By Gershom Ndhlovu
The handshake between Zimbabwe’s political arch-enemies Robert Mugabe and Movement for Democratic Change leader Morgan Tsvangirai is just that, handshake. How many such handshakes has the African continent seen and agreements arising from such just unravelling because one part has not fulfilled its end? Many.
One such handshake was between long time Angolan political foes President Jose Eduardo dos Santos and UNITA leader, the late Jonas Savimbi shook hands at various fora signifying the end of hostilities but each time, one group or the other broke the truce and took to arms.
Savimbi was the worst culprit at breaking truces until he got what he deserved, death at the hands of government forces.
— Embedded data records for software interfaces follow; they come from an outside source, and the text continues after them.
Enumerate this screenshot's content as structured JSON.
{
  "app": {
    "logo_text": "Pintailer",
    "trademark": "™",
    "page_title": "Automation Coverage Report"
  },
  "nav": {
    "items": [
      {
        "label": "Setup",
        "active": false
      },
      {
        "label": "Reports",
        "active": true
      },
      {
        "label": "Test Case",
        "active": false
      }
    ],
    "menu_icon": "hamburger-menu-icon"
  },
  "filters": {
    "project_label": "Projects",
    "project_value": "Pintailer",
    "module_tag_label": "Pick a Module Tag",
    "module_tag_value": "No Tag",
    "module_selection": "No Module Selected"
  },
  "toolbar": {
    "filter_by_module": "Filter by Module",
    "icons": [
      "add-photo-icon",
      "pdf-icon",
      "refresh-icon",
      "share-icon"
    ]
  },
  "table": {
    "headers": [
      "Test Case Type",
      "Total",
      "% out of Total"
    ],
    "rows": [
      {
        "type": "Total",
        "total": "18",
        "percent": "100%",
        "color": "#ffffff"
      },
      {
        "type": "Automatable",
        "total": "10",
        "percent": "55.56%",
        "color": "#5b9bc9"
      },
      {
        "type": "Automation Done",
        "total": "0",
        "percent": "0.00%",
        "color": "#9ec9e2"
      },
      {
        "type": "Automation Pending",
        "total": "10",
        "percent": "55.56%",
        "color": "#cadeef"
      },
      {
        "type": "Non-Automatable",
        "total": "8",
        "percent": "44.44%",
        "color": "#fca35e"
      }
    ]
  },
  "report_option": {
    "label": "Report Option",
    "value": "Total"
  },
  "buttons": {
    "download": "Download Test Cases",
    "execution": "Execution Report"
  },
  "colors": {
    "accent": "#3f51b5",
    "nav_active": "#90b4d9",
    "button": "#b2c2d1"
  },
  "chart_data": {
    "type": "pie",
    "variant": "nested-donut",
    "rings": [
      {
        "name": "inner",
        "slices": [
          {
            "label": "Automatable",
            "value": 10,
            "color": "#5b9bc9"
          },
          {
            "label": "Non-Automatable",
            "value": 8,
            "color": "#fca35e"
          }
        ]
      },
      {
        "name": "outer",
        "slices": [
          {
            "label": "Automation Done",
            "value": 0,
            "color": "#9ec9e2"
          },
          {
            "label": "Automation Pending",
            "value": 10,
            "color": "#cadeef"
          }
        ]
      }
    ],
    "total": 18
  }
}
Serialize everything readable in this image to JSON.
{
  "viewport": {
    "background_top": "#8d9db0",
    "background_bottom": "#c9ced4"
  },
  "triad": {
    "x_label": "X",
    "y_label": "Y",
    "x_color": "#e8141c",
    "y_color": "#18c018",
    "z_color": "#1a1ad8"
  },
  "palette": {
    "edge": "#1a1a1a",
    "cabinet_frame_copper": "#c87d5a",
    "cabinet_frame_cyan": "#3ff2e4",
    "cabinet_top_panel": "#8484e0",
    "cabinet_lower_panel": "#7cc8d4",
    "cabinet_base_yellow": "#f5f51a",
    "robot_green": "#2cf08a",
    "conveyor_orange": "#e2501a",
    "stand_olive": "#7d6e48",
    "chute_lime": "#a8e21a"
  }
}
Symbolically, no bullet has been fired between MPLA and UNITA since then.
The most famous handshake was the 1994 one at State House in Lusaka at the culmination of talks led by the indefatigable diplomat Ivorian Alioune Blondin Beye who died in a plane crash midway when dos Santos and Savimbi shook hands and there was hope in the rest of the world that Angola was truly and finally on the path to peace. But nay, Savimbi had other ideas. He went back to the bush to continue fighting.
The question for Zimbabwe is how genuine are the parties to the Memorandum of Understanding? The problem in Zimbabwe is that some people in the ruling ZANU-PF, particularly defence and security chiefs may not be genuinely interested in a settlement that would mean them losing their clout.
Again, it is difficult to trust President Mugabe because he may be going in these talks just to buy time for himself and his cronies who are under intense international pressure in the manner they handled the last elections which they clearly stole from the MDC and what with text-book “changing” inflation levels?
This is the same Mugabe who emasculated ZAPU and its leader Joshua Nkomo in the 1987 agreement after many of its supporters were killed in the infamous Gukurahundi purge which saw over 20,000 Zimbabweans mostly in Matabeleland dead at the hands of the North Korean trained Fifth Brigade. The commander of that brigade, then Colonel Perence Shiri, now General, is still authoring the MDC annihilation script.
The MDC with its rallying cry, “Chinja Maitiro” or, loosely translated, change your ways is doomed to be a has been political party while the ZANU-PF leadership will continue to not only plunder Zimbabwe, but suppress the Zimbabweans even more than colonialist Ian Douglas Smith ever did.
The point, surely, is that the international community led by Britain and America should not take their eyes off the ball on the Zimbabwean pitch because an African solution seems to have been found. That lull will prove to be fatal when the rest of the world wakes up to find that Mugabe is firmly in power, Morgan Tsvangirai is a diplomat in an Asian outpost and the killing continues.
The truth of the matter is that SADC facilitator, South African President Thabo Mbeki has not succeeded in his efforts to seek a political solution in Zimbabwe. Success can only be measured if ZANU-PF starts respecting results of elections whose polls are freely cast and results swiftly announced and winners and losers take their respective places.
The realistic thing is for the International Criminal Court prosecutor to place Mugabe on the wanted list like it has done to Sudanese president Hassan Al Bashir for the mayhem in Darfur where thousands of people have died.
Still on Zimbabwe, I wonder on whose side that country’s first true freedom fighter, Mbuya Nehanda, who in the 1800s said “my bones will rise” is because ZANU-PF keep on claiming her name even as they brutalise the people.
I am very sure that when Mbuya Nehanda fought the whites then, she did not have in mind the situation currently obtaining in Zimbabwe today. What would be shocking to her is that black Zimbabweans are killing fellow black Zimbabweans and stealing from them the same way whites stole land and cattle from them.
I was shocked and saddened to receive a message on the passing on of Post columnist Joseph Chanda whom I had the privilege of working with at the Zambia Daily Mail in Ndola when I was Chief Reporter and he was a correspondent.
What separated Joseph from other correspondents was his determination to get a story where others did not see one. He went on to get a job at the Times of Zambia Ndola before he moved on to the Post.
Behind the scenes, we continued exchanging e-mails on some of the write-ups we both did—my comments on his columns and his comments on my columns. RIP, mate.